5. Peelies
It’s always a bonus when something you intended to purchase comes with a peelie — or a coupon adhered to the product for immediate use. However, these sticky gems do you no good if you fail to point them out to the cashier. To ensure savings, remove the coupon from the product before checkout and hand it to the cashier.

6. Status Discounts
Most seniors I know are pretty good about asking for discounts, but I often overlooked my savings potential as a student. Additionally, teachers and military personnel can score great deals from retailers, restaurants and even travel agencies. It never hurts to ask whether discounts are available for your particular status; just be ready to present the necessary proof.

7. Preferred Customer Offers
I get $10 in DSW Rewards every now and again, and my husband will score $10 in savings on his next Dick’s Sporting Goods purchase. How do we land such great discounts? We accrue points via “preferred customer” programs that yield savings after a certain spending amount is reached. Since we frequent these retailers it makes sense (and cents!) to sign up for their free programs.

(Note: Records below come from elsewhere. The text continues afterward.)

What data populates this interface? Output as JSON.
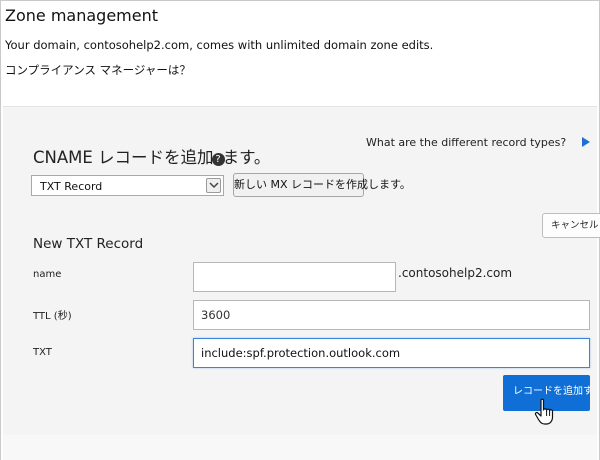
{
  "header": {
    "title": "Zone management",
    "intro_text": "Your domain, contosohelp2.com, comes with unlimited domain zone edits.",
    "faq_link": "コンプライアンス マネージャーは？"
  },
  "panel": {
    "section_title_before": "CNAME レコードを追加",
    "section_title_after": "ます。",
    "help_icon": "question-circle-icon",
    "record_types_link": "What are the different record types?",
    "record_types_arrow_icon": "triangle-right-icon",
    "record_type_select": {
      "value": "TXT Record",
      "icon": "chevron-down-icon"
    },
    "create_mx_button": "新しい MX レコードを作成します。",
    "cancel_button": "キャンセル",
    "form": {
      "title": "New TXT Record",
      "name_label": "name",
      "name_value": "",
      "domain_suffix": ".contosohelp2.com",
      "ttl_label": "TTL (秒)",
      "ttl_value": "3600",
      "txt_label": "TXT",
      "txt_value": "include:spf.protection.outlook.com"
    },
    "add_record_button": "レコードを追加する"
  },
  "colors": {
    "accent": "#0f6fd6",
    "panel_background": "#f4f4f4"
  },
  "cursor_icon": "hand-pointer-icon"
}
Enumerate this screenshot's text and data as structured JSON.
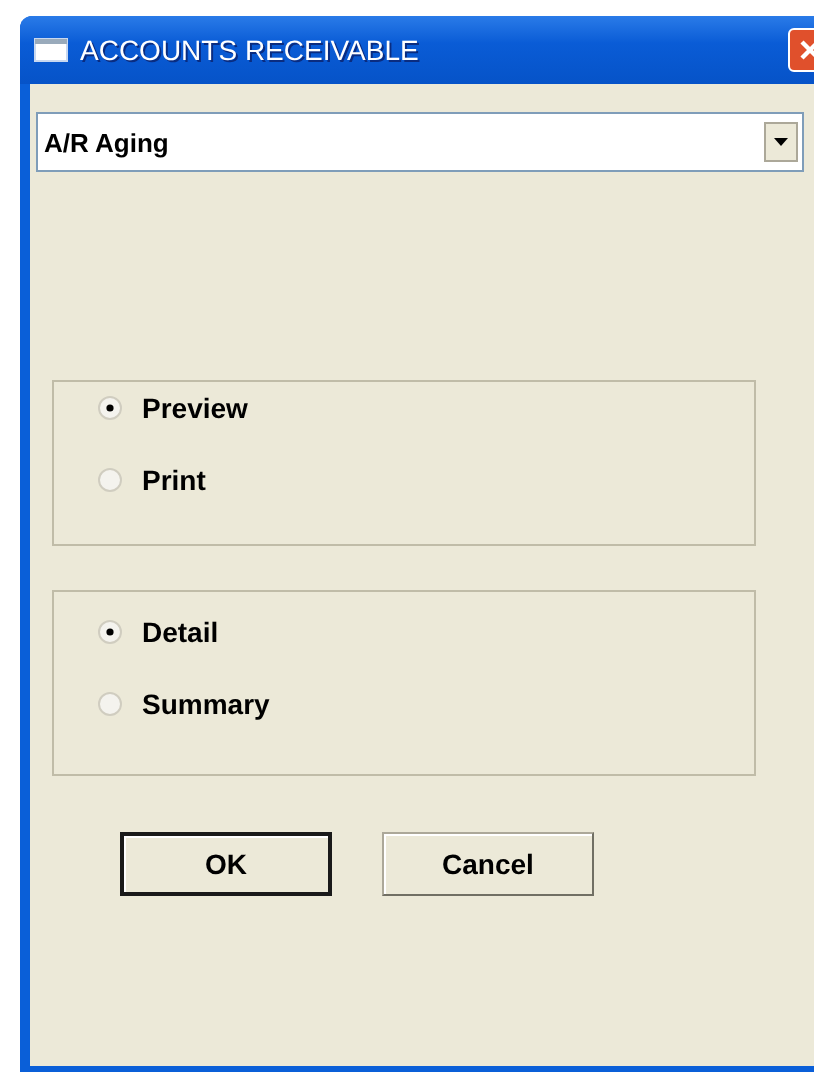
{
  "window": {
    "title": "ACCOUNTS RECEIVABLE"
  },
  "report_dropdown": {
    "value": "A/R Aging"
  },
  "option_groups": [
    {
      "options": [
        {
          "label": "Preview",
          "selected": true
        },
        {
          "label": "Print",
          "selected": false
        }
      ]
    },
    {
      "options": [
        {
          "label": "Detail",
          "selected": true
        },
        {
          "label": "Summary",
          "selected": false
        }
      ]
    }
  ],
  "buttons": [
    {
      "label": "OK",
      "default": true
    },
    {
      "label": "Cancel",
      "default": false
    }
  ]
}
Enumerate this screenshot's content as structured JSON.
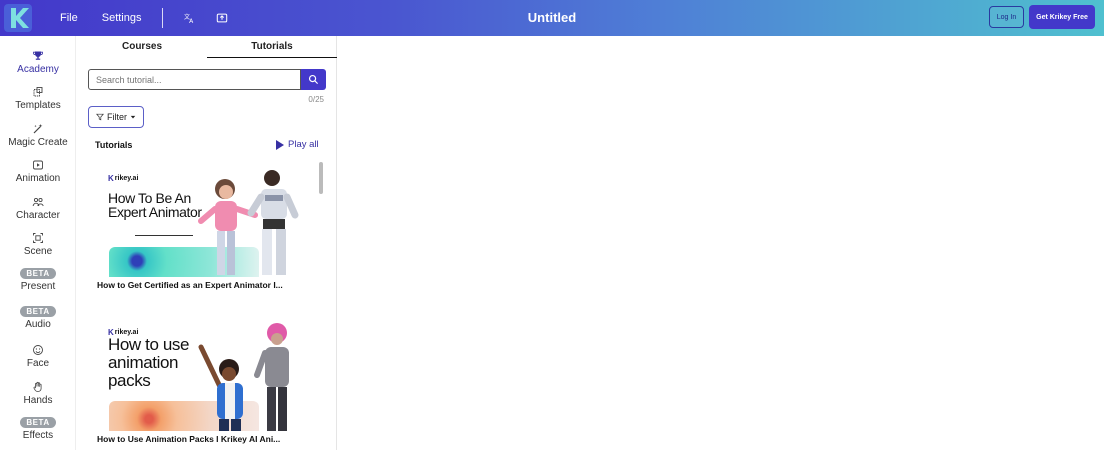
{
  "app": {
    "title": "Untitled",
    "brand_color": "#4338ca",
    "menu": {
      "file": "File",
      "settings": "Settings"
    },
    "toolbar_icons": [
      "translate-icon",
      "cloud-save-icon"
    ],
    "auth": {
      "login": "Log In",
      "get_free": "Get Krikey Free"
    }
  },
  "sidebar": {
    "items": [
      {
        "label": "Academy",
        "icon": "trophy-icon",
        "active": true
      },
      {
        "label": "Templates",
        "icon": "templates-icon"
      },
      {
        "label": "Magic Create",
        "icon": "magic-wand-icon"
      },
      {
        "label": "Animation",
        "icon": "play-icon"
      },
      {
        "label": "Character",
        "icon": "people-icon"
      },
      {
        "label": "Scene",
        "icon": "scene-icon"
      },
      {
        "label": "Present",
        "icon": "beta-badge",
        "badge": "BETA"
      },
      {
        "label": "Audio",
        "icon": "beta-badge",
        "badge": "BETA"
      },
      {
        "label": "Face",
        "icon": "face-icon"
      },
      {
        "label": "Hands",
        "icon": "hand-icon"
      },
      {
        "label": "Effects",
        "icon": "beta-badge",
        "badge": "BETA"
      }
    ]
  },
  "panel": {
    "tabs": {
      "courses": "Courses",
      "tutorials": "Tutorials"
    },
    "search": {
      "placeholder": "Search tutorial..."
    },
    "count": "0/25",
    "filter_label": "Filter",
    "section_label": "Tutorials",
    "play_all": "Play all",
    "cards": [
      {
        "brand": "rikey.ai",
        "headline_1": "How To Be An",
        "headline_2": "Expert Animator",
        "title": "How to Get Certified as an Expert Animator I..."
      },
      {
        "brand": "rikey.ai",
        "headline_1": "How to use",
        "headline_2": "animation",
        "headline_3": "packs",
        "title": "How to Use Animation Packs I Krikey AI Ani..."
      }
    ]
  }
}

8. Sports Tickets
Like Catalina coupons, your ticket to last weekend’s big game might have some local coupons on the back. Some people save sporting-event tickets for sentimentality, but everyone should glance at the back of their stubs before tossing them. More often than not you’ll find discounts for local restaurants or retailers.

9. Magazines
If you’re like me, the first thing you do before thumbing through the latest issue of your favorite magazine is remove the annoying subscription offers. As you tear them away, don’t overlook potential coupons. I’ve found discounts and even free samples for makeup and other items in conjunction with the magazine’s advertisements.

10. Recycling Programs
You’re likely in the habit of recycling what you can, but did you know some retailers offer discounts for your efforts? I didn’t either until recently, when a box of Kashi cereal prompted me to sign up By entering a code printed inside my cereal box, I earn points toward discounts on products I already buy.


Kendal Perez is a frugal fashionista and bargain shopper who helps fellow shopaholics find hassle-free ways to save money. She has the resources to be an extreme couponer but prefers a less complicated approach to staying in-budget. Kendal has been quoted in such media outlets as CNN Money, FOX, ABC, NPR and Home and Family Finance Radio. For savings tips and more information,